### What you have to do
Omit the images and retype the records verbatim.

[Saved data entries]
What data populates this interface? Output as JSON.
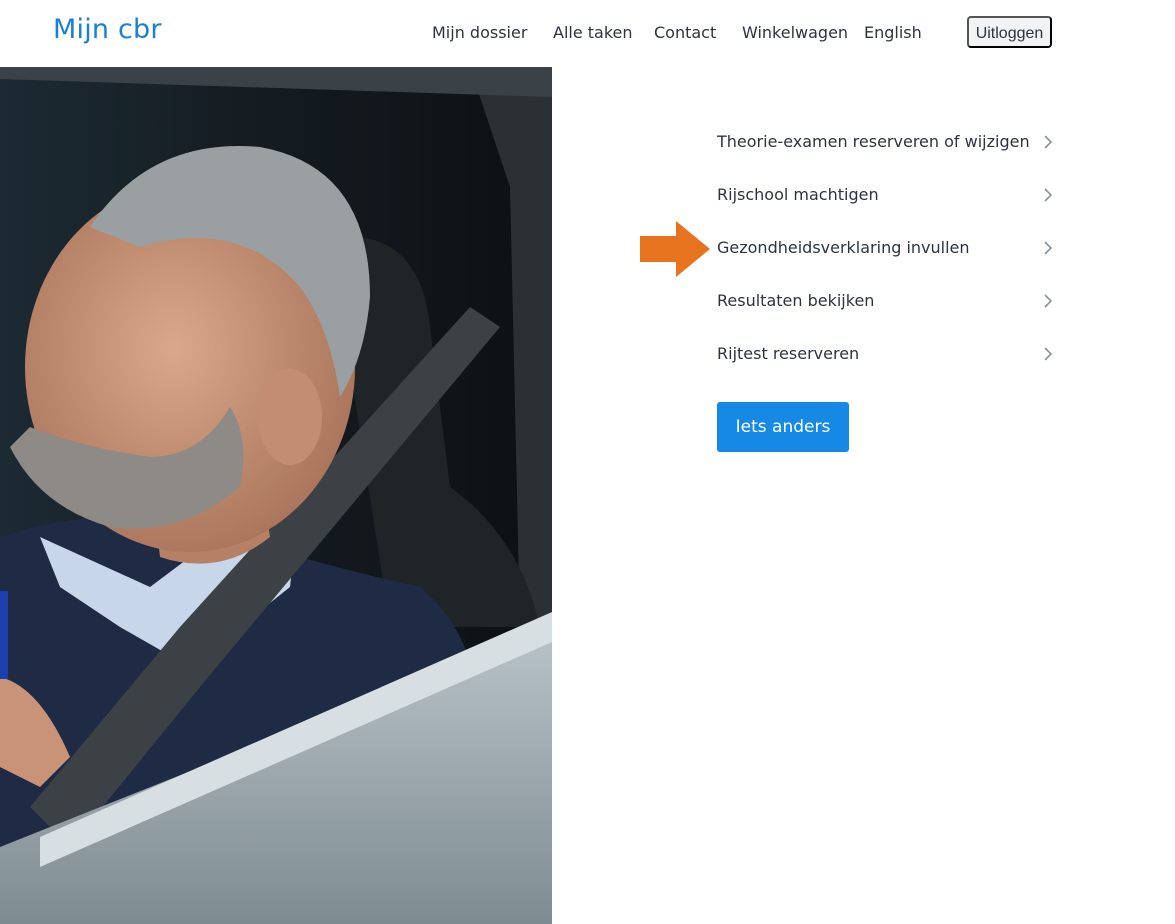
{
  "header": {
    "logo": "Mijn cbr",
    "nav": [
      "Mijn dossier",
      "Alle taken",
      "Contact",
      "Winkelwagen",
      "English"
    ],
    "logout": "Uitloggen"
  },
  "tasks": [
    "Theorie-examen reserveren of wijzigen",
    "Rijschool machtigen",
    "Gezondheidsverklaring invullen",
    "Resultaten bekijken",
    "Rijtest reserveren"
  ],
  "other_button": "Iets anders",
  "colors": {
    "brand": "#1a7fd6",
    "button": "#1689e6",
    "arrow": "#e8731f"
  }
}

### Answer to this problem
What data populates this interface? Output as JSON.
{
  "header": {
    "logo": "Mijn cbr",
    "nav": [
      "Mijn dossier",
      "Alle taken",
      "Contact",
      "Winkelwagen",
      "English"
    ],
    "logout": "Uitloggen"
  },
  "tasks": [
    "Theorie-examen reserveren of wijzigen",
    "Rijschool machtigen",
    "Gezondheidsverklaring invullen",
    "Resultaten bekijken",
    "Rijtest reserveren"
  ],
  "other_button": "Iets anders",
  "colors": {
    "brand": "#1a7fd6",
    "button": "#1689e6",
    "arrow": "#e8731f"
  }
}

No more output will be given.